"business as usual" by being there,' he said. 'We were a reminder that what Wall Street does is negative society.'

"But with or without the park, most Occupy supporters do not appear ready to back down from the momentum the movement has gained through laborious organization, ongoing outreach and visible public actions. 'No one piece of this movement is indispensable, except people—not even the park,' said Varela. 'We need people most of all. Without the park, we'll just have to be more creative.'"

Update at 6:16 p.m. ET. The New Rules:

The New York Civil Liberties Union is keeping tabs on what the new rules of the park are. The organization is tweeting @nyclu and they report:

So we have it confirmed from a white shirt that folks can stay the night, as long as no tent or sleeping bag

No musical instruments either now. They rejected an accordion and guitar

People are being denied entry because of "large" bags. One guy rejected for having a football.

Update at 6:08 p.m. ET. Park Re-Opens:

Mayor Bloomberg announced that Zuccotti Park is now reopen. Protesters are allowed back in, but they can't camp out. The mayor released a statement that read in part:

"The court's ruling vindicates our position that First Amendment rights do not include the right to endanger the public or infringe on the rights of others by taking over a public space with tents and tarps. The City has the ultimate responsibility to protect public health and safety and we will continue to ensure that everyone can express themselves in New York City. Zuccotti Park will remain open to all who want to enjoy it, as long as they abide by the park's rules."


Related NPR Stories

Comments

 

Please keep your community civil. All comments must follow the NPR.org Community rules and terms of use, and will be moderated prior to posting.
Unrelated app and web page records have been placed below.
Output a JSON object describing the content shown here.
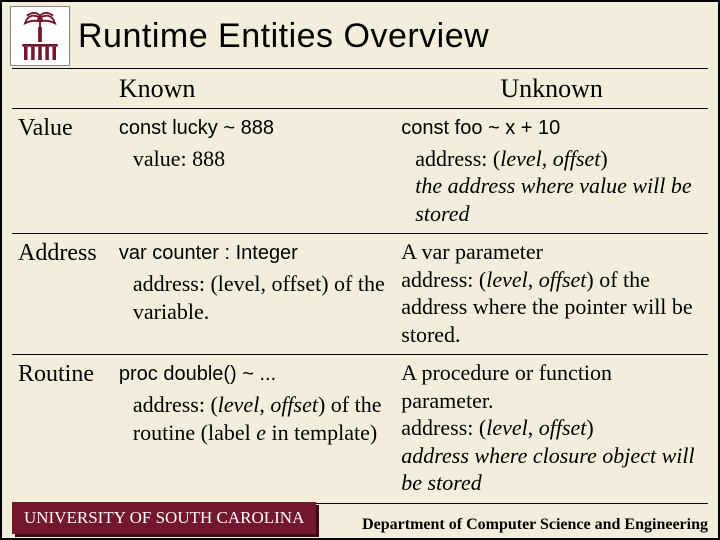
{
  "title": "Runtime Entities Overview",
  "columns": {
    "known": "Known",
    "unknown": "Unknown"
  },
  "rows": {
    "value": {
      "label": "Value",
      "known_code": "const lucky ~ 888",
      "known_body": "value: 888",
      "unknown_code": "const foo ~ x + 10",
      "unknown_body": "address: (level, offset) the address where value will be stored"
    },
    "address": {
      "label": "Address",
      "known_code": "var counter : Integer",
      "known_body": "address: (level, offset) of the variable.",
      "unknown_body": "A var parameter address: (level, offset) of the address where the pointer will be stored."
    },
    "routine": {
      "label": "Routine",
      "known_code": "proc double() ~ ...",
      "known_body": "address: (level, offset) of the routine (label e in template)",
      "unknown_body": "A procedure or function parameter. address: (level, offset) address where closure object will be stored"
    }
  },
  "footer": {
    "left": "UNIVERSITY OF SOUTH CAROLINA",
    "right": "Department of Computer Science and Engineering"
  }
}
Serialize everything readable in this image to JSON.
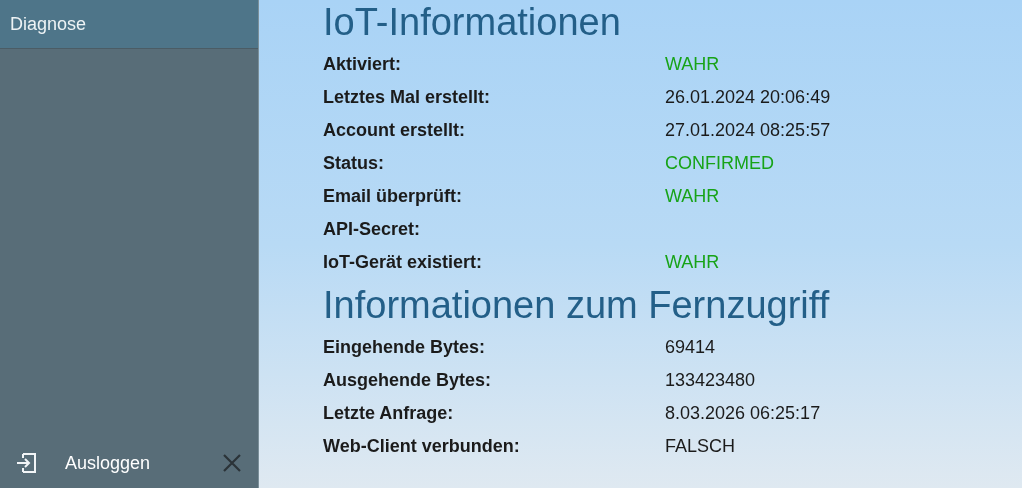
{
  "sidebar": {
    "items": [
      {
        "label": "Diagnose",
        "selected": true
      }
    ],
    "logout": {
      "label": "Ausloggen"
    }
  },
  "sections": [
    {
      "title": "IoT-Informationen",
      "rows": [
        {
          "label": "Aktiviert:",
          "value": "WAHR",
          "kind": "success"
        },
        {
          "label": "Letztes Mal erstellt:",
          "value": "26.01.2024 20:06:49",
          "kind": "text"
        },
        {
          "label": "Account erstellt:",
          "value": "27.01.2024 08:25:57",
          "kind": "text"
        },
        {
          "label": "Status:",
          "value": "CONFIRMED",
          "kind": "success"
        },
        {
          "label": "Email überprüft:",
          "value": "WAHR",
          "kind": "success"
        },
        {
          "label": "API-Secret:"
        },
        {
          "label": "IoT-Gerät existiert:",
          "value": "WAHR",
          "kind": "success"
        }
      ]
    },
    {
      "title": "Informationen zum Fernzugriff",
      "rows": [
        {
          "label": "Eingehende Bytes:",
          "value": "69414",
          "kind": "text"
        },
        {
          "label": "Ausgehende Bytes:",
          "value": "133423480",
          "kind": "text"
        },
        {
          "label": "Letzte Anfrage:",
          "value": "8.03.2026 06:25:17",
          "kind": "text"
        },
        {
          "label": "Web-Client verbunden:",
          "value": "FALSCH",
          "kind": "text"
        }
      ]
    }
  ]
}
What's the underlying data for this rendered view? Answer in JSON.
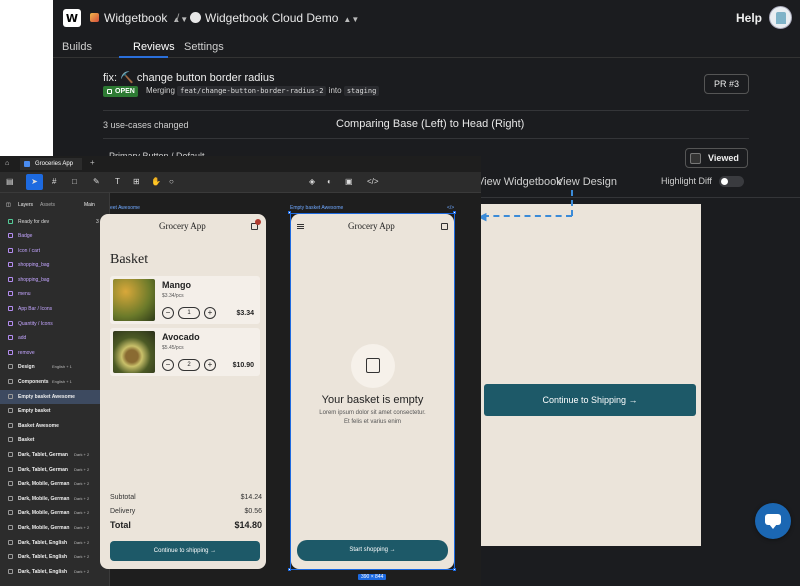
{
  "widgetbook": {
    "logo": "W",
    "org": "Widgetbook",
    "separator": "/",
    "repo": "Widgetbook Cloud Demo",
    "help": "Help",
    "tabs": [
      "Builds",
      "Reviews",
      "Settings"
    ],
    "pr": {
      "title": "fix: ⛏️ change button border radius",
      "status": "OPEN",
      "merging": "Merging",
      "source": "feat/change-button-border-radius-2",
      "into": "into",
      "target": "staging",
      "number": "PR #3"
    },
    "usecases": "3 use-cases changed",
    "comparing": "Comparing Base (Left) to Head (Right)",
    "row_title": "Primary Button / Default",
    "viewed": "Viewed",
    "subtabs": [
      "View Widgetbook",
      "View Design"
    ],
    "highlight_diff": "Highlight Diff",
    "preview_button": "Continue to Shipping"
  },
  "figma": {
    "file_tab": "Groceries App",
    "layers_tab": "Layers",
    "assets_tab": "Assets",
    "page": "Main",
    "ready": "Ready for dev",
    "ready_count": "3",
    "layers": [
      {
        "name": "Badge",
        "style": "p",
        "tag": ""
      },
      {
        "name": "Icon / cart",
        "style": "p",
        "tag": ""
      },
      {
        "name": "shopping_bag",
        "style": "p",
        "tag": ""
      },
      {
        "name": "shopping_bag",
        "style": "p",
        "tag": ""
      },
      {
        "name": "menu",
        "style": "p",
        "tag": ""
      },
      {
        "name": "App Bar / Icons",
        "style": "p",
        "tag": ""
      },
      {
        "name": "Quantity / Icons",
        "style": "p",
        "tag": ""
      },
      {
        "name": "add",
        "style": "p",
        "tag": ""
      },
      {
        "name": "remove",
        "style": "p",
        "tag": ""
      },
      {
        "name": "Design",
        "style": "b",
        "tag": "English + 1"
      },
      {
        "name": "Components",
        "style": "b",
        "tag": "English + 1"
      },
      {
        "name": "Empty basket Awesome",
        "style": "b",
        "tag": ""
      },
      {
        "name": "Empty basket",
        "style": "b",
        "tag": ""
      },
      {
        "name": "Basket Awesome",
        "style": "b",
        "tag": ""
      },
      {
        "name": "Basket",
        "style": "b",
        "tag": ""
      },
      {
        "name": "Dark, Tablet, German",
        "style": "b",
        "tag": "Dark + 2"
      },
      {
        "name": "Dark, Tablet, German",
        "style": "b",
        "tag": "Dark + 2"
      },
      {
        "name": "Dark, Mobile, German",
        "style": "b",
        "tag": "Dark + 2"
      },
      {
        "name": "Dark, Mobile, German",
        "style": "b",
        "tag": "Dark + 2"
      },
      {
        "name": "Dark, Mobile, German",
        "style": "b",
        "tag": "Dark + 2"
      },
      {
        "name": "Dark, Mobile, German",
        "style": "b",
        "tag": "Dark + 2"
      },
      {
        "name": "Dark, Tablet, English",
        "style": "b",
        "tag": "Dark + 2"
      },
      {
        "name": "Dark, Tablet, English",
        "style": "b",
        "tag": "Dark + 2"
      },
      {
        "name": "Dark, Tablet, English",
        "style": "b",
        "tag": "Dark + 2"
      }
    ],
    "frame_left_label": "eet Awesome",
    "frame_right_label": "Empty basket Awesome",
    "code_icon": "</>",
    "dimensions": "390 × 844",
    "basket": {
      "app_title": "Grocery App",
      "heading": "Basket",
      "items": [
        {
          "name": "Mango",
          "price": "$3.34/pcs",
          "qty": "1",
          "total": "$3.34"
        },
        {
          "name": "Avocado",
          "price": "$5.45/pcs",
          "qty": "2",
          "total": "$10.90"
        }
      ],
      "subtotal_label": "Subtotal",
      "subtotal": "$14.24",
      "delivery_label": "Delivery",
      "delivery": "$0.56",
      "total_label": "Total",
      "total": "$14.80",
      "cta": "Continue to shipping"
    },
    "empty": {
      "app_title": "Grocery App",
      "title": "Your basket is empty",
      "body1": "Lorem ipsum dolor sit amet consectetur.",
      "body2": "Et felis et varius enim",
      "cta": "Start shopping"
    }
  }
}
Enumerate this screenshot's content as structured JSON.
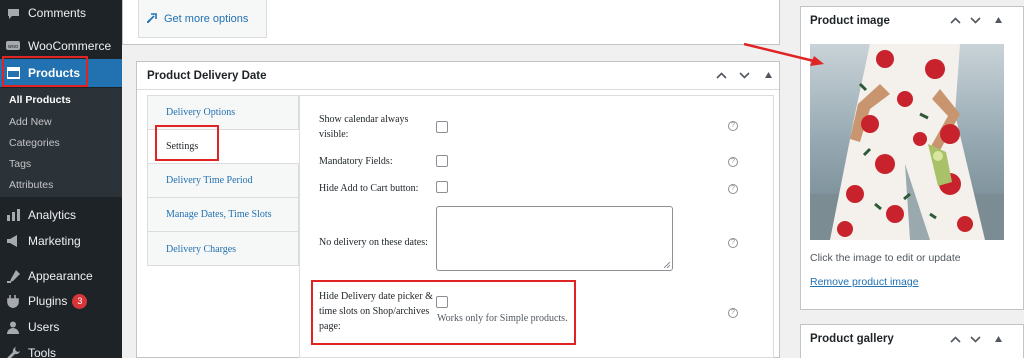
{
  "sidebar": {
    "items": [
      {
        "label": "Comments",
        "icon": "comments-icon"
      },
      {
        "label": "WooCommerce",
        "icon": "woocommerce-icon"
      },
      {
        "label": "Products",
        "icon": "products-icon"
      },
      {
        "label": "Analytics",
        "icon": "analytics-icon"
      },
      {
        "label": "Marketing",
        "icon": "marketing-icon"
      },
      {
        "label": "Appearance",
        "icon": "appearance-icon"
      },
      {
        "label": "Plugins",
        "icon": "plugins-icon",
        "badge": "3"
      },
      {
        "label": "Users",
        "icon": "users-icon"
      },
      {
        "label": "Tools",
        "icon": "tools-icon"
      }
    ],
    "submenu": [
      "All Products",
      "Add New",
      "Categories",
      "Tags",
      "Attributes"
    ]
  },
  "top_panel": {
    "link": "Get more options"
  },
  "delivery_panel": {
    "title": "Product Delivery Date",
    "tabs": [
      "Delivery Options",
      "Settings",
      "Delivery Time Period",
      "Manage Dates, Time Slots",
      "Delivery Charges"
    ],
    "fields": {
      "show_calendar": "Show calendar always visible:",
      "mandatory": "Mandatory Fields:",
      "hide_cart": "Hide Add to Cart button:",
      "no_delivery": "No delivery on these dates:",
      "hide_picker": "Hide Delivery date picker & time slots on Shop/archives page:",
      "hide_picker_note": "Works only for Simple products."
    },
    "help_glyph": "?"
  },
  "product_image": {
    "title": "Product image",
    "caption": "Click the image to edit or update",
    "remove": "Remove product image"
  },
  "product_gallery": {
    "title": "Product gallery"
  },
  "controls": {
    "up": "⌃",
    "down": "⌄",
    "toggle": "▲"
  },
  "colors": {
    "accent": "#2271b1",
    "highlight": "#e02424",
    "sidebar": "#1d2327"
  }
}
NPR reserves the right to use the comments we receive, in whole or in part, and to use the commenter's name and location, in any medium. See also the Terms of Use, Privacy Policy and Community FAQ.